Don’t overlook tent time, either; there’s something wonderful about waking up in a sleeping bag with nowhere to go, or spending long evenings playing cards or reading books by the fire. Bring a lantern for mood lighting and talk long into the night, or bring wine and offer her a massage. (Some people like sex while camping, and some don’t, so try not to have any expectations on that front; you can roll with however you’re both feeling.)
It may be that if your girlfriend has fun, she’ll be interested in trying a more intense outdoors experience in the future—pushing a bit farther from the Comfort end of the spectrum. Or maybe she’ll want to go car camping again, because car camping is great. It’s also possible that she’ll appreciate the experience but want to stick with hotels in the future. Whatever her preferences, try not to take them personally. The important thing is that you’re sharing something you love with the person you love—finding an adventure that’s right for both of you, together.

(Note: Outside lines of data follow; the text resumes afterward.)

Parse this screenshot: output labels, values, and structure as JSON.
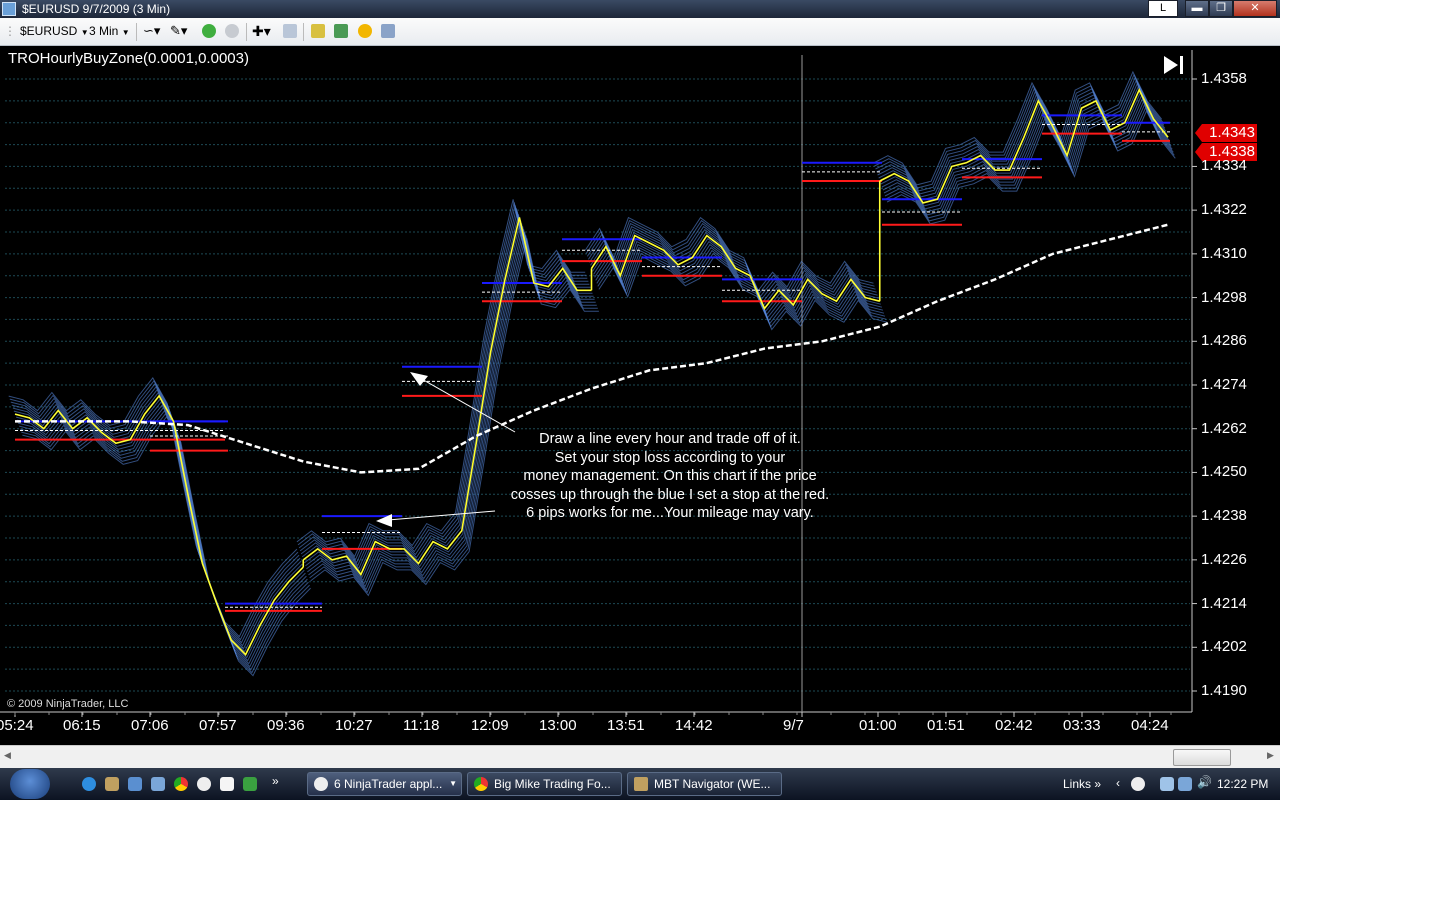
{
  "window": {
    "title": "$EURUSD  9/7/2009 (3 Min)",
    "buttons": {
      "extra": "L"
    }
  },
  "toolbar": {
    "instrument": "$EURUSD",
    "interval": "3 Min"
  },
  "chart": {
    "indicator_name": "TROHourlyBuyZone(0.0001,0.0003)",
    "copyright": "© 2009 NinjaTrader, LLC",
    "annotation": [
      "Draw a line every hour and trade off of it.",
      "Set your stop loss according to your",
      "money management.  On this chart if the price",
      "cosses up through the blue I set a stop at the red.",
      "6 pips works for me...Your mileage may vary."
    ],
    "price_labels": [
      "1.4343",
      "1.4338"
    ],
    "colors": {
      "background": "#000000",
      "price_line": "#ffff33",
      "zone_fill": "#5b8ee8",
      "blue_line": "#1a1aff",
      "red_line": "#ff1a1a",
      "ma_line": "#ffffff",
      "label_red": "#e00000"
    }
  },
  "chart_data": {
    "type": "line",
    "title": "TROHourlyBuyZone(0.0001,0.0003)",
    "xlabel": "",
    "ylabel": "",
    "ylim": [
      1.4185,
      1.4365
    ],
    "grid": true,
    "y_ticks": [
      "1.4358",
      "1.4334",
      "1.4322",
      "1.4310",
      "1.4298",
      "1.4286",
      "1.4274",
      "1.4262",
      "1.4250",
      "1.4238",
      "1.4226",
      "1.4214",
      "1.4202",
      "1.4190"
    ],
    "x_ticks": [
      "05:24",
      "06:15",
      "07:06",
      "07:57",
      "09:36",
      "10:27",
      "11:18",
      "12:09",
      "13:00",
      "13:51",
      "14:42",
      "9/7",
      "01:00",
      "01:51",
      "02:42",
      "03:33",
      "04:24"
    ],
    "series": [
      {
        "x": [
          0,
          5,
          10,
          15,
          20,
          25,
          30,
          35,
          40,
          45,
          50,
          55,
          60,
          65,
          70,
          75,
          80,
          85,
          90,
          95,
          100
        ],
        "values": [
          1.4266,
          1.4265,
          1.4262,
          1.4267,
          1.4262,
          1.4265,
          1.4261,
          1.4258,
          1.4259,
          1.4266,
          1.4271,
          1.4264,
          1.4244,
          1.4225,
          1.4214,
          1.4204,
          1.42,
          1.4208,
          1.4215,
          1.422,
          1.4224
        ]
      },
      {
        "x": [
          100,
          105,
          110,
          115,
          120,
          125,
          130,
          135,
          140,
          145,
          150,
          155,
          160,
          165,
          170,
          175,
          180,
          185,
          190,
          195,
          200
        ],
        "values": [
          1.4226,
          1.4229,
          1.4226,
          1.4227,
          1.4222,
          1.4231,
          1.4229,
          1.4229,
          1.4225,
          1.4231,
          1.4229,
          1.4234,
          1.4258,
          1.4283,
          1.4303,
          1.432,
          1.4302,
          1.4301,
          1.4306,
          1.43,
          1.43
        ]
      },
      {
        "x": [
          200,
          205,
          210,
          215,
          220,
          225,
          230,
          235,
          240,
          245,
          250,
          255,
          260,
          265,
          270,
          275,
          280,
          285,
          290,
          295,
          300
        ],
        "values": [
          1.4306,
          1.4312,
          1.4304,
          1.4315,
          1.4313,
          1.4311,
          1.4307,
          1.4309,
          1.4315,
          1.4312,
          1.4306,
          1.4304,
          1.4295,
          1.43,
          1.4296,
          1.4303,
          1.4299,
          1.4297,
          1.4303,
          1.4298,
          1.4297
        ]
      },
      {
        "x": [
          300,
          305,
          310,
          315,
          320,
          325,
          330,
          335,
          340,
          345,
          350,
          355,
          360,
          365,
          370,
          375,
          380,
          385,
          390,
          395,
          400
        ],
        "values": [
          1.433,
          1.4332,
          1.433,
          1.4324,
          1.4325,
          1.4334,
          1.4335,
          1.4337,
          1.4333,
          1.4333,
          1.4342,
          1.4352,
          1.4345,
          1.4337,
          1.435,
          1.4352,
          1.4344,
          1.4346,
          1.4355,
          1.4347,
          1.4342
        ]
      },
      {
        "x": [
          0,
          20,
          40,
          60,
          80,
          100,
          120,
          140,
          160,
          180,
          200,
          220,
          240,
          260,
          280,
          300,
          320,
          340,
          360,
          380,
          400
        ],
        "values": [
          1.4264,
          1.4264,
          1.4264,
          1.4263,
          1.4258,
          1.4253,
          1.425,
          1.4251,
          1.426,
          1.4267,
          1.4273,
          1.4278,
          1.428,
          1.4284,
          1.4286,
          1.429,
          1.4297,
          1.4303,
          1.431,
          1.4314,
          1.4318
        ]
      }
    ]
  },
  "taskbar": {
    "tasks": [
      "6 NinjaTrader appl...",
      "Big Mike Trading Fo...",
      "MBT Navigator (WE..."
    ],
    "links": "Links",
    "clock": "12:22 PM"
  }
}
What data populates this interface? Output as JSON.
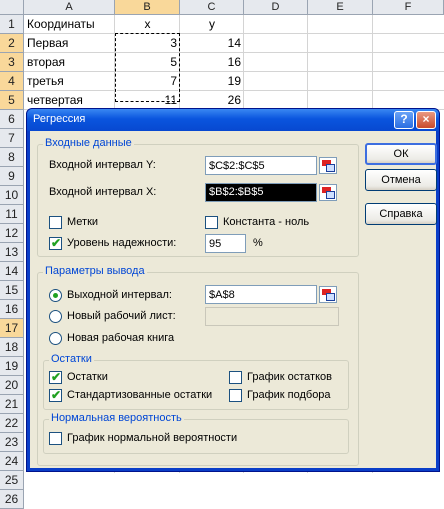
{
  "sheet": {
    "columns": [
      "A",
      "B",
      "C",
      "D",
      "E",
      "F"
    ],
    "rows": [
      "1",
      "2",
      "3",
      "4",
      "5",
      "6",
      "7",
      "8",
      "9",
      "10",
      "11",
      "12",
      "13",
      "14",
      "15",
      "16",
      "17",
      "18",
      "19",
      "20",
      "21",
      "22",
      "23",
      "24",
      "25",
      "26"
    ],
    "cells": {
      "A1": "Координаты",
      "B1": "x",
      "C1": "y",
      "A2": "Первая",
      "B2": "3",
      "C2": "14",
      "A3": "вторая",
      "B3": "5",
      "C3": "16",
      "A4": "третья",
      "B4": "7",
      "C4": "19",
      "A5": "четвертая",
      "B5": "11",
      "C5": "26"
    }
  },
  "dialog": {
    "title": "Регрессия",
    "close_symbol": "×",
    "help_symbol": "?",
    "input": {
      "group_label": "Входные данные",
      "y_label": "Входной интервал Y:",
      "y_value": "$C$2:$C$5",
      "x_label": "Входной интервал X:",
      "x_value": "$B$2:$B$5",
      "labels_label": "Метки",
      "constant_zero_label": "Константа - ноль",
      "confidence_label": "Уровень надежности:",
      "confidence_value": "95",
      "percent": "%"
    },
    "output": {
      "group_label": "Параметры вывода",
      "output_range_label": "Выходной интервал:",
      "output_range_value": "$A$8",
      "new_sheet_label": "Новый рабочий лист:",
      "new_workbook_label": "Новая рабочая книга",
      "selected": "output_range"
    },
    "residuals": {
      "group_label": "Остатки",
      "residuals_label": "Остатки",
      "standardized_label": "Стандартизованные остатки",
      "residual_plots_label": "График остатков",
      "line_fit_label": "График подбора"
    },
    "normal": {
      "group_label": "Нормальная вероятность",
      "plot_label": "График нормальной вероятности"
    },
    "buttons": {
      "ok": "ОК",
      "cancel": "Отмена",
      "help": "Справка"
    },
    "checked": {
      "labels": false,
      "constant_zero": false,
      "confidence": true,
      "residuals": true,
      "standardized": true,
      "residual_plots": false,
      "line_fit": false,
      "normal_plot": false
    },
    "check_mark": "✔"
  }
}
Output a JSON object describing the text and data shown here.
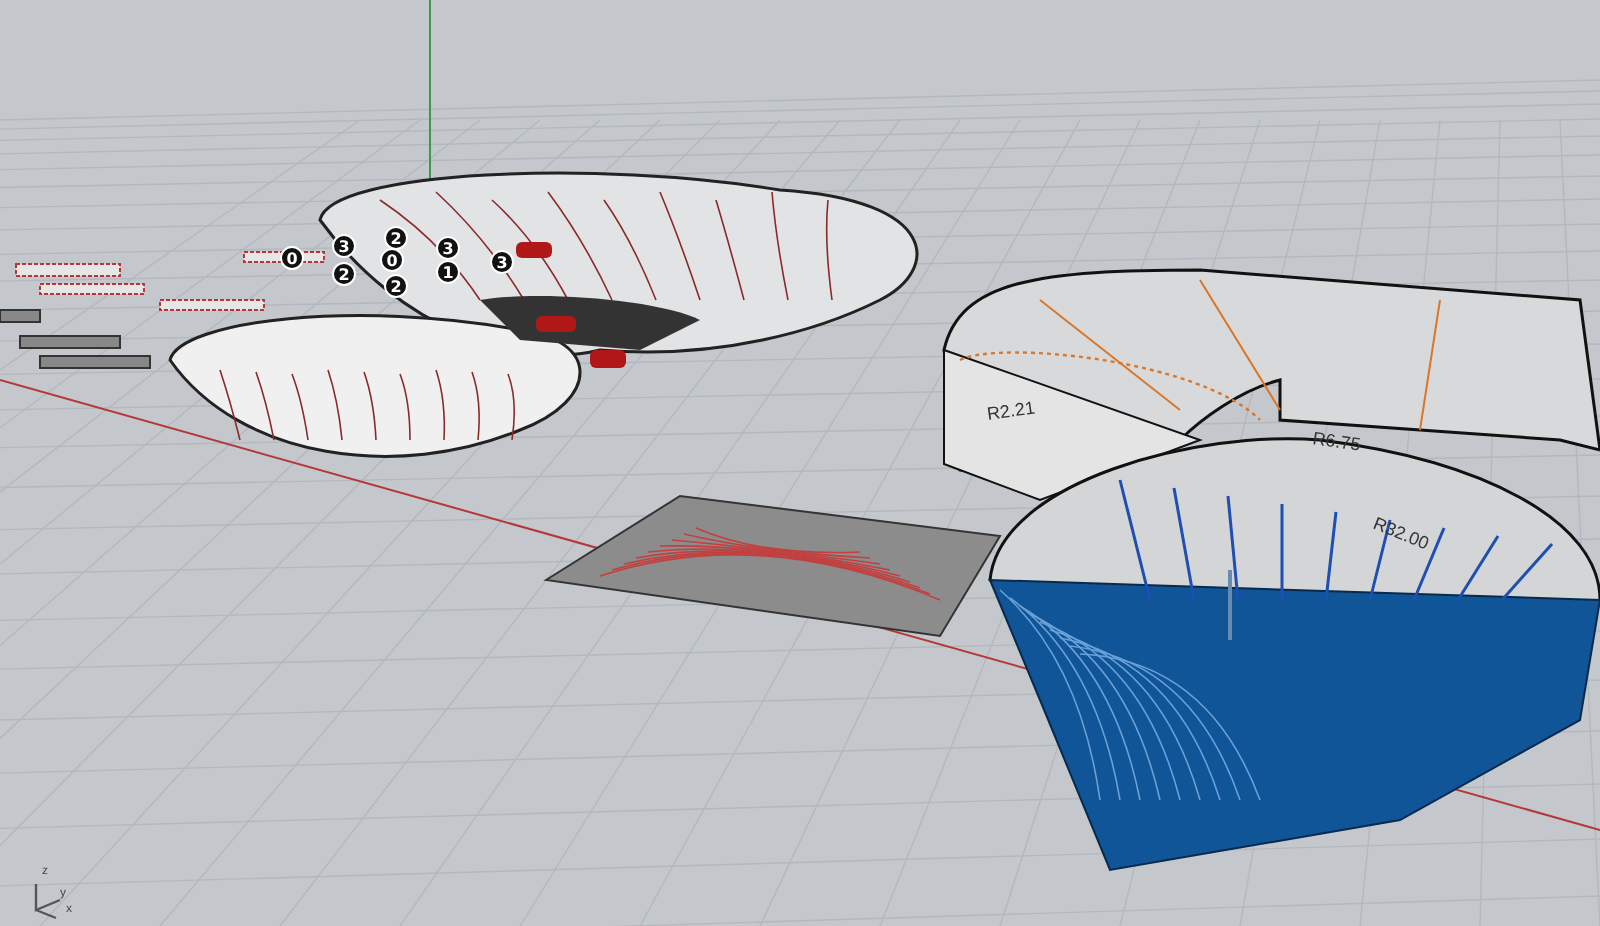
{
  "viewport": {
    "point_markers": [
      "0",
      "3",
      "2",
      "2",
      "0",
      "2",
      "3",
      "1",
      "3"
    ],
    "dimension_labels": [
      "R2.21",
      "R6.75",
      "R32.00"
    ],
    "axis_labels": [
      "z",
      "y",
      "x"
    ]
  }
}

*Adventure is subjective, a product of curiosity and exploration and the stories we tell ourselves about our experiences, and I firmly believe that an afternoon in a park can be just as much of an adventure as some grand and historic expedition. But for the sake of this model, let’s go with the stereotypical qualities of adventure to mean, roughly: more danger, more exclusivity, more isolation, etc.
Support Outside Online
Our mission to inspire readers to get outside has never been more critical. In recent years, Outside Online has reported on groundbreaking research linking time in nature to improved mental and physical health, and we’ve kept you informed about the unprecedented threats to America’s public lands. Our rigorous coverage helps spark important debates about wellness and travel and adventure, and it provides readers an accessible gateway to new outdoor passions. Time outside is essential—and we can help you make the most of it. Making a financial contribution to Outside Online only takes a few minutes and will ensure we can continue supplying the trailblazing, informative journalism that readers like you depend on. We hope you’ll support us. Thank you.